- Traders are booking some profits in soybean futures today after the market posted gains yesterday. Traders are nervous about how long strong export demand, especially from China, will last.
- Delays at Brazilian ports have kept the export window open longer than usual, but eventually this will change, easing concerns about tight U.S. carryover supplies.
- Plus, traders are concerned the recent price advance in beans could encourage some to hold off on purchases until South American supplies come available.
- But 1 to 2 cent higher Gulf basis levels for immediate delivery signal that may not be an option for some importers.
Wheat futures remain narrowly mixed at all three locations.
- Spillover from the corn market is encouraging light short-covering in some wheat contracts.
- And while topsoil moisture profiles have improved in the Southern and Central Plains have improved, much more is needed.
- State crop reports reveal that 44% of Texas' wheat crop is still rated "poor" to "very poor."
- Buying interest is being limited by above-average chances for precip in Nebraska and northeast Kansas in the 6- to 10-day forecast.
- Recent news that some ethanol plants are using wheat to produce ethanol is also providing light support.
Live cattle futures got off to a choppy start but have since improved to post slight to moderate gains in most contracts. Feeder cattle futures are mostly moderately higher.
- Live cattle futures are choppy this morning as traders await direction from the cash market. Initial indicators give packers an edge in negotiations.
- The boxed beef market got off to an unimpressive start yesterday as prices were mixed and movement was notably light at 103 loads.
- While showlist estimates are up slightly in Nebraska, Kansas and Texas, they are down by a like amount in Colorado.
- But the fact that some packers have seen margins move into positive territory may give them incentive to boost their slaughter schedules.
- The front-month contract is at a slight premium to the bulk of last week's cash trade at $128.
- Feeder cattle futures are benefiting from corrective short-covering.
Lean hog futures are enjoying slight, corrective gains this morning.
- Ideas the downside has been overdone of late are encouraging light short-covering in the lean hog market this morning. A weaker U.S. dollar index is also encouraging of this.
- Traders are hopeful the pork market will soon put in a low as Easter ham buying and spring grilling picks up. Yesterday, the pork cutout value firmed 69 cents, but movement was very light at 24 loads.
- But buying interest is being limited by the nearly $3.50 premium they hold to the cash hog index.

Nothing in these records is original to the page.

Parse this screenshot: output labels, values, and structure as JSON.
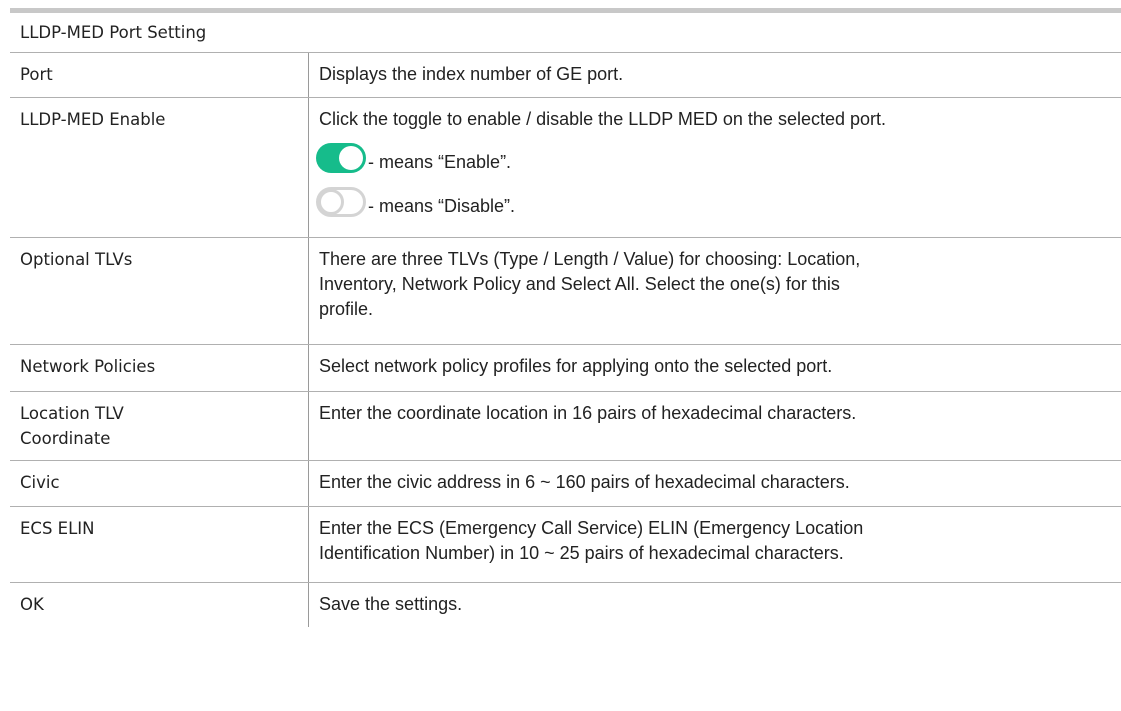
{
  "table": {
    "title": "LLDP-MED Port Setting",
    "rows": [
      {
        "term": "Port",
        "desc": "Displays the index number of GE port."
      },
      {
        "term": "LLDP-MED Enable",
        "desc": "Click the toggle to enable / disable the LLDP MED on the selected port.",
        "toggle_on_text": "- means “Enable”.",
        "toggle_off_text": "- means “Disable”."
      },
      {
        "term": "Optional TLVs",
        "desc_lines": [
          "There are three TLVs (Type / Length / Value) for choosing: Location,",
          "Inventory, Network Policy and Select All. Select the one(s) for this",
          "profile."
        ]
      },
      {
        "term": "Network Policies",
        "desc": "Select network policy profiles for applying onto the selected port."
      },
      {
        "term_lines": [
          "Location TLV",
          "Coordinate"
        ],
        "desc": "Enter the coordinate location in 16 pairs of hexadecimal characters."
      },
      {
        "term": "Civic",
        "desc": "Enter the civic address in 6 ~ 160 pairs of hexadecimal characters."
      },
      {
        "term": "ECS ELIN",
        "desc_lines": [
          "Enter the ECS (Emergency Call Service) ELIN (Emergency Location",
          "Identification Number) in 10 ~ 25 pairs of hexadecimal characters."
        ]
      },
      {
        "term": "OK",
        "desc": "Save the settings."
      }
    ]
  },
  "colors": {
    "toggle_on": "#16bc8b",
    "toggle_off_border": "#d4d4d4",
    "grid": "#b0b0b0"
  },
  "icons": {
    "enabled_toggle": "toggle-on-icon",
    "disabled_toggle": "toggle-off-icon"
  }
}
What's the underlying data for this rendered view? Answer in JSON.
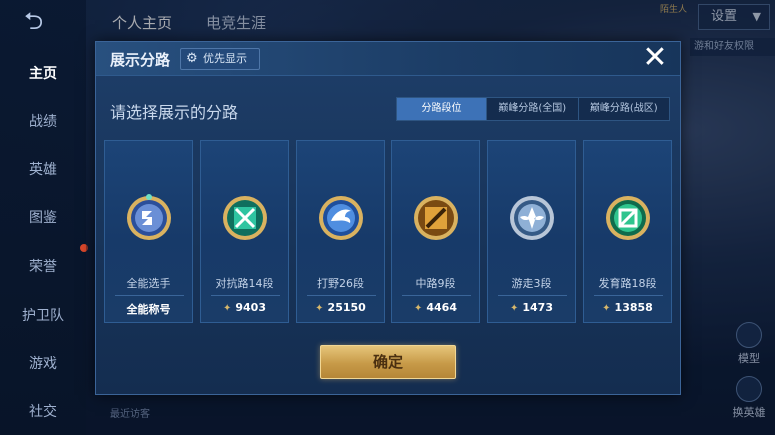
{
  "background": {
    "back_icon": "back-arrow-icon",
    "top_tabs": [
      "个人主页",
      "电竞生涯"
    ],
    "nav_items": [
      "主页",
      "战绩",
      "英雄",
      "图鉴",
      "荣誉",
      "护卫队",
      "游戏",
      "社交"
    ],
    "settings_label": "设置",
    "stranger_label": "陌生人",
    "side_tip": "游和好友权限",
    "right_actions": [
      "模型",
      "换英雄"
    ],
    "visitors_label": "最近访客"
  },
  "modal": {
    "title": "展示分路",
    "priority_label": "优先显示",
    "close_icon": "close-x-icon",
    "prompt": "请选择展示的分路",
    "segments": [
      "分路段位",
      "巅峰分路(全国)",
      "巅峰分路(战区)"
    ],
    "active_segment": "分路段位",
    "cards": [
      {
        "label": "全能选手",
        "value": "全能称号",
        "icon": "all-round-emblem-icon",
        "accent": "#6a8fd6",
        "show_diamond": false
      },
      {
        "label": "对抗路14段",
        "value": "9403",
        "icon": "clash-lane-emblem-icon",
        "accent": "#2fc4a1",
        "show_diamond": true
      },
      {
        "label": "打野26段",
        "value": "25150",
        "icon": "jungle-emblem-icon",
        "accent": "#4f8ee0",
        "show_diamond": true
      },
      {
        "label": "中路9段",
        "value": "4464",
        "icon": "mid-lane-emblem-icon",
        "accent": "#e0a13a",
        "show_diamond": true
      },
      {
        "label": "游走3段",
        "value": "1473",
        "icon": "roam-emblem-icon",
        "accent": "#8fb0d6",
        "show_diamond": true
      },
      {
        "label": "发育路18段",
        "value": "13858",
        "icon": "farm-lane-emblem-icon",
        "accent": "#2fc48e",
        "show_diamond": true
      }
    ],
    "confirm_label": "确定"
  }
}
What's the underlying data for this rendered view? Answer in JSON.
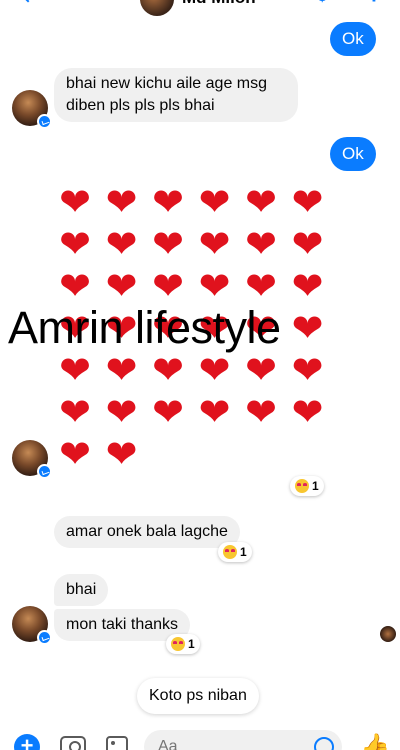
{
  "header": {
    "contact_name": "Md Milon",
    "call_icon": "$"
  },
  "messages": [
    {
      "type": "outgoing",
      "text": "Ok"
    },
    {
      "type": "incoming",
      "text": "bhai new kichu aile age msg diben pls pls pls bhai"
    },
    {
      "type": "outgoing",
      "text": "Ok"
    },
    {
      "type": "incoming-emoji",
      "content": "hearts",
      "count": 38
    },
    {
      "type": "incoming",
      "text": "amar onek bala lagche",
      "reaction": {
        "emoji": "heart-eyes",
        "count": "1"
      }
    },
    {
      "type": "incoming",
      "text": "bhai"
    },
    {
      "type": "incoming",
      "text": "mon taki thanks",
      "reaction": {
        "emoji": "heart-eyes",
        "count": "1"
      }
    }
  ],
  "heart_reaction": {
    "emoji": "heart-eyes",
    "count": "1"
  },
  "watermark": "Amrin lifestyle",
  "suggestion": "Koto ps niban",
  "composer": {
    "placeholder": "Aa"
  },
  "icons": {
    "heart": "❤",
    "like": "👍"
  },
  "colors": {
    "accent": "#0a7cff",
    "incoming_bubble": "#f0f0f0",
    "heart": "#e0121d"
  }
}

- While packers are enjoying profitable margins most plants are well supplied for near-term needs. Thus, cash hog bids are mostly steady today.
- Improved weather across the Midwest is also expected to increase hog marketings, further limiting packers' need to bid up for supplies.